— Information supplied —

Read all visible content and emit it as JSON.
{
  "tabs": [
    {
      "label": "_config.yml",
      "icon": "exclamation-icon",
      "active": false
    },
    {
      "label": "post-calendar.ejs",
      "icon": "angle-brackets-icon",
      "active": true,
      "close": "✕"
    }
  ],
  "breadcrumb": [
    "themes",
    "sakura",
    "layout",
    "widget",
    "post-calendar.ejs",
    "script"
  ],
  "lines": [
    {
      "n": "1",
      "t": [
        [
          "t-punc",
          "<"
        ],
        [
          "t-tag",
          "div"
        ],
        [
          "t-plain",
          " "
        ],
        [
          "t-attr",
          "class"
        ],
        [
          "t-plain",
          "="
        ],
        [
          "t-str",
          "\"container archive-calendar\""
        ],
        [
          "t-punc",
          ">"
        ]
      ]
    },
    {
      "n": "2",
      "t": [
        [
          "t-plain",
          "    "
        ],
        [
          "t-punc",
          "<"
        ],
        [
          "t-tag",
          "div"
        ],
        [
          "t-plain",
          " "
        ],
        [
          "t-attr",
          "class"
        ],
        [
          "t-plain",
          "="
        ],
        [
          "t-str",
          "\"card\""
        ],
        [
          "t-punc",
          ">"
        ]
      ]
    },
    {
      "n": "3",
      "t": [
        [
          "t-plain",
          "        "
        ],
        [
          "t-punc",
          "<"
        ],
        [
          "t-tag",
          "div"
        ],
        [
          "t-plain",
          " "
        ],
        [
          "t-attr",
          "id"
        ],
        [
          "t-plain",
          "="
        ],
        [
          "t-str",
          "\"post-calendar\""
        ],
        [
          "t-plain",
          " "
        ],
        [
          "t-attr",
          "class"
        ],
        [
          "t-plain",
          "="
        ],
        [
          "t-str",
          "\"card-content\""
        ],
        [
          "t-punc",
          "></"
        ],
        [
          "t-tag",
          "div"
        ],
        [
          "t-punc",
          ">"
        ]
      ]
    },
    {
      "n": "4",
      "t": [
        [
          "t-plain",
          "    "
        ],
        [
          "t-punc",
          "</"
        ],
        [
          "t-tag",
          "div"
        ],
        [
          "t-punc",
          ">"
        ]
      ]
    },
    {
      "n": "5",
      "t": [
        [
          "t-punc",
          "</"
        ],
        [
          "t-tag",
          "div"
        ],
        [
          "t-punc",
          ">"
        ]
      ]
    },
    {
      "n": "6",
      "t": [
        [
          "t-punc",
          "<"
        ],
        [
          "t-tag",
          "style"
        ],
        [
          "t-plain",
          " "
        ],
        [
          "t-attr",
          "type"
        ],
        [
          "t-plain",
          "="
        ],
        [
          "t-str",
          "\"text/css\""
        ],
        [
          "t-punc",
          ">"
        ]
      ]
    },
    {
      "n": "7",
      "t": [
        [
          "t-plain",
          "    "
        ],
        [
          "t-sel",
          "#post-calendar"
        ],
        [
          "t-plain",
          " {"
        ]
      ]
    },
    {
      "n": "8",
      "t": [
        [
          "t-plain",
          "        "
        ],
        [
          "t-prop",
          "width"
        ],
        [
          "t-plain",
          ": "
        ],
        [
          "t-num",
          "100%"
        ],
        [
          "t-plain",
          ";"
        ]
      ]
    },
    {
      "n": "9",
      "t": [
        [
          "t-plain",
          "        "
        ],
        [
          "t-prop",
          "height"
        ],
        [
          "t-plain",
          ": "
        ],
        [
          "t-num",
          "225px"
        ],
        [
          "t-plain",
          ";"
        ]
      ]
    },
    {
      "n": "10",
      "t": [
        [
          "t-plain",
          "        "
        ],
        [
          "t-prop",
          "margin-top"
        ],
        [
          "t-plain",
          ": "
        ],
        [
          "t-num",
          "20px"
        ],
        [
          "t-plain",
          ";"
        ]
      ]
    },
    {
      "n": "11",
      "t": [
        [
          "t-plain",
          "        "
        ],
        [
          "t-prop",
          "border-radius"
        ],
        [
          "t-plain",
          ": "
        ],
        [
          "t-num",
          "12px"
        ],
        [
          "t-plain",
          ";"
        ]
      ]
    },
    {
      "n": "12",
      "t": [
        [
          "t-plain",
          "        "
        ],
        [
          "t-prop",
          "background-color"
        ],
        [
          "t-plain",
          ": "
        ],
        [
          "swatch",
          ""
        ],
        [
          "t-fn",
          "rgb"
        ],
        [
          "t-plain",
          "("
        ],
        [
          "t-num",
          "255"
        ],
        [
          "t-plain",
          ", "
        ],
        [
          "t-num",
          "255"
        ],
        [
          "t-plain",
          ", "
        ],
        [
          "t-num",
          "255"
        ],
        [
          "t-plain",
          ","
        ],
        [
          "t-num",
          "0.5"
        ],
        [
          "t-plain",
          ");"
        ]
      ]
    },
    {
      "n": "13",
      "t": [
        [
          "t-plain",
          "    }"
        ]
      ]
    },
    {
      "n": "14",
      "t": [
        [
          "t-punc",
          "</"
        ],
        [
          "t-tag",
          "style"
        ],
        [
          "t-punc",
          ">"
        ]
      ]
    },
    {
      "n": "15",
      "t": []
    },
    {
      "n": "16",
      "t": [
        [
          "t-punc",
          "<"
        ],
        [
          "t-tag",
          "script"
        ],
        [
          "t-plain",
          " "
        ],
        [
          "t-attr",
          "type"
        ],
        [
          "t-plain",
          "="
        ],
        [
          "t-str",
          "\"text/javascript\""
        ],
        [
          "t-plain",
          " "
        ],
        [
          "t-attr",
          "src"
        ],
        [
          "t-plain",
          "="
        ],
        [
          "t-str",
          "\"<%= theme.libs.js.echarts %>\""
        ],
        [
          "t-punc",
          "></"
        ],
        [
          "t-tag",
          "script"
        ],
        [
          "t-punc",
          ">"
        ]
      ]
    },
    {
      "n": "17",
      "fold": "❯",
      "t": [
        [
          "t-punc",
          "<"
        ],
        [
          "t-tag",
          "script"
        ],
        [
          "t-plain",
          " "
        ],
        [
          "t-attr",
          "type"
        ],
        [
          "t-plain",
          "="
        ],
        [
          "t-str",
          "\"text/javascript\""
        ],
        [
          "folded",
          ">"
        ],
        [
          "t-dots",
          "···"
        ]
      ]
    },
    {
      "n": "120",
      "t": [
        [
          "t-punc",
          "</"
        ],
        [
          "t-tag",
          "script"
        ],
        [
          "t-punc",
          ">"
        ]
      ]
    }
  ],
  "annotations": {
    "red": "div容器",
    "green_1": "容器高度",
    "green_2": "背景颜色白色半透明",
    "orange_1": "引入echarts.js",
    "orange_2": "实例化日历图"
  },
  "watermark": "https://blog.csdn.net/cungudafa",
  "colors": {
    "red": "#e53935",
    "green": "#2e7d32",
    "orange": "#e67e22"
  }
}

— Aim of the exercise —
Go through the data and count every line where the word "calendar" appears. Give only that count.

— Completed task —
5